In the short time since Bad Dog Apps was founded, developer Alan Cook and his loyal mascot Basenji already have eight apps in the App Store. Cook's background is in engineering and not programming, which makes him the atypical developer, he says.
1. You have several apps in the App Store right now. Are there attributes these apps have in common and if so, what would they be?
AC: They all solve a problem or provide a service you need to use over and over again. I don't know how may apps I have on my iPhone that I forget about because they do not meet this criteria. All the applications share a common code base so as new features appear on one application, if they make sense, they will be added to the other apps. You can see each version get better over time and never worry about paying for upgrades.
2. Of the apps you’ve developed thus far, which ones do you like most and why?
AC: I would have to say the Craigs Ads — The CraigsList first and Emailer second. Craigs Ads solves the biggest problem with Craig's List on the iPhone and on the Web, and that is I can't see the photo's before I click on the item. We solved this problem by allowing Craigs Ads show you the photo in a table cell so now you can browse ads and get a idea of what the item is right away. I use the app almost every day when I need to buy something or check if I can buy the item used at a better price. It's probably the best investment besides the Save $ shopping app you can make in this down economy.
3. If you could be something other than a developer, what would it be?
AC: A professional pool player or a Scuba instructor. I never get tired of either.
4. EA, among other companies, has promoted its developers as rock stars. If you were a rock star, what instrument would you play?
AC: Well, I did have a band when I was a teenager named the Eliminators. I played guitar.
5. What’s the development cycle for one of your apps?
AC: Because of all the shared code I have I could create a fairly polished app in just a few days now, but my goal is to create one great application a month, I have two others I am working on — a Mapping app and a Contact manager. You only need to look at BdContacts to get some idea of what I may be doing.
6. When did you start developing apps for the iPhone?
AC: As soon as I could get a iPhone after last year's WWDC in July, so I have been doing about one application a month. The hardest part has been the reworking of my apps, even though the apps where basically the same. Apple sent me over 12 rejections for features that had already been approved in previous version, so needless to say this has been very frustrating time to get all my apps updated.
7. How do you settle on a price point for your app? Is it better to price at $0.99 and hope to sell a zillion copies or is it better to price at $9.99 and hope to generate at least as much in revenues or more?

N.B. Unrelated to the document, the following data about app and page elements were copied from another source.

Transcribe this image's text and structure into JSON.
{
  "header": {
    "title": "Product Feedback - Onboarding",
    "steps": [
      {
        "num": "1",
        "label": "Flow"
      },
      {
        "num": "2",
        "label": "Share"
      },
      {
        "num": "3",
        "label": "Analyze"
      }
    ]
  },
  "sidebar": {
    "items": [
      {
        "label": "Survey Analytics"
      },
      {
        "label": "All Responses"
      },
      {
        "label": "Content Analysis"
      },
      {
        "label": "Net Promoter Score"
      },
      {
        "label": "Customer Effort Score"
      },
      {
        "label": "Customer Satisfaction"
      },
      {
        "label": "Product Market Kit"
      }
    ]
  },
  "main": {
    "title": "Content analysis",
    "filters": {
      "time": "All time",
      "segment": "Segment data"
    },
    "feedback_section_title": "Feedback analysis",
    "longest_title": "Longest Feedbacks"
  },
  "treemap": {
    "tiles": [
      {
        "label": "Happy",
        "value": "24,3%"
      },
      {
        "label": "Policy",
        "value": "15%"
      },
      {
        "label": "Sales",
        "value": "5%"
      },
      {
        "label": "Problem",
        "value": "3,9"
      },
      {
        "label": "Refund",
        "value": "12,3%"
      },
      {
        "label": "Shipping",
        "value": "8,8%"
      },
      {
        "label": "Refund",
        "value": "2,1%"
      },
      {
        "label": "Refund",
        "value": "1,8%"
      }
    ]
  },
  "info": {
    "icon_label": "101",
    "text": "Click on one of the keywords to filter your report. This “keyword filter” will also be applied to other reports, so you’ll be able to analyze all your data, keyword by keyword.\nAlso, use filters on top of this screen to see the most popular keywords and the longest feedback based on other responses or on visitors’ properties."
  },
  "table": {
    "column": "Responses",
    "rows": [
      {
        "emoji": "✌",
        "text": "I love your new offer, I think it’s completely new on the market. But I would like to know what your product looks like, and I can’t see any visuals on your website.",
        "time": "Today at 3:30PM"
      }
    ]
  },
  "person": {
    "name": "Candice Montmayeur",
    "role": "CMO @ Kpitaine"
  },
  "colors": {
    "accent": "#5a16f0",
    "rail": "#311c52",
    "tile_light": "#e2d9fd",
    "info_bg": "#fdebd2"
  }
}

AC: This is a real problem right now, and I am probably going to have to increase all my apps by least one dollar. Unless you luck out, it's almost impossible to stay in business with $0.99 apps. The problem is no one improves their apps at that price point. They only come out with more apps, hoping that something is is successful.
The real problem in my eyes is free apps with embedded advertising, they are being subsidized by Apple as they make them no money and they force paid apps to a unhealthly price range. The second problem is the App Store, it needs subcategories and a random app placement each time you click on a category. Tht would level the playing field and make it easier for users to explore what is available on the App Store.
8. What features do you hope Apple will implement in future versions of the iPhone/SDK?
AC: More interface widgets. The biggest thing holding back iPhone applications right now is space. There are only so many icons you can add to a tool bar and the Navigation bar is limited. It would be nice to be able to hide Navigation bar items instead of just disabling them when they are not needed. A pop out tab view where you can add more icons would be the top thing I'd want to see. That way. it's easier for the user to choose more features without being pushed to another view.
9. What compensations do you have to make for the iPhone’s small playing surface?
AC: The trick is to never have to go more than three to four levels down to do anything, and if you make it easy to perform the function multiple times without having to jump back and forth again and again. An example would be our Emailer app, one of the most requested features was being to change the quick response emails. The trick was once they are editing a email they can easily move on to the next email without leaving the editor. The same can be said with having multiple SMTP accounts. The solution was to assign the account to a signature so it's simple for the users to change the SMTP client with only a two touches.
10. What’s the biggest advantage of the iPhone other than mobility?
AC: Cocoa and Interface Builder. Lucky for me, I've been working in Cocoa since NeXT 1990, without those two things development would be beyond painful. I get emails almost every other day from RIM and Android users asking for my apps to be ported to their platforms. I usually respond like this, 'The iPod was so successful not because of the iPod but iTunes. Well, on the iPhone it's iTunes App Store. There would be anything like you are seeing without Cocoa language.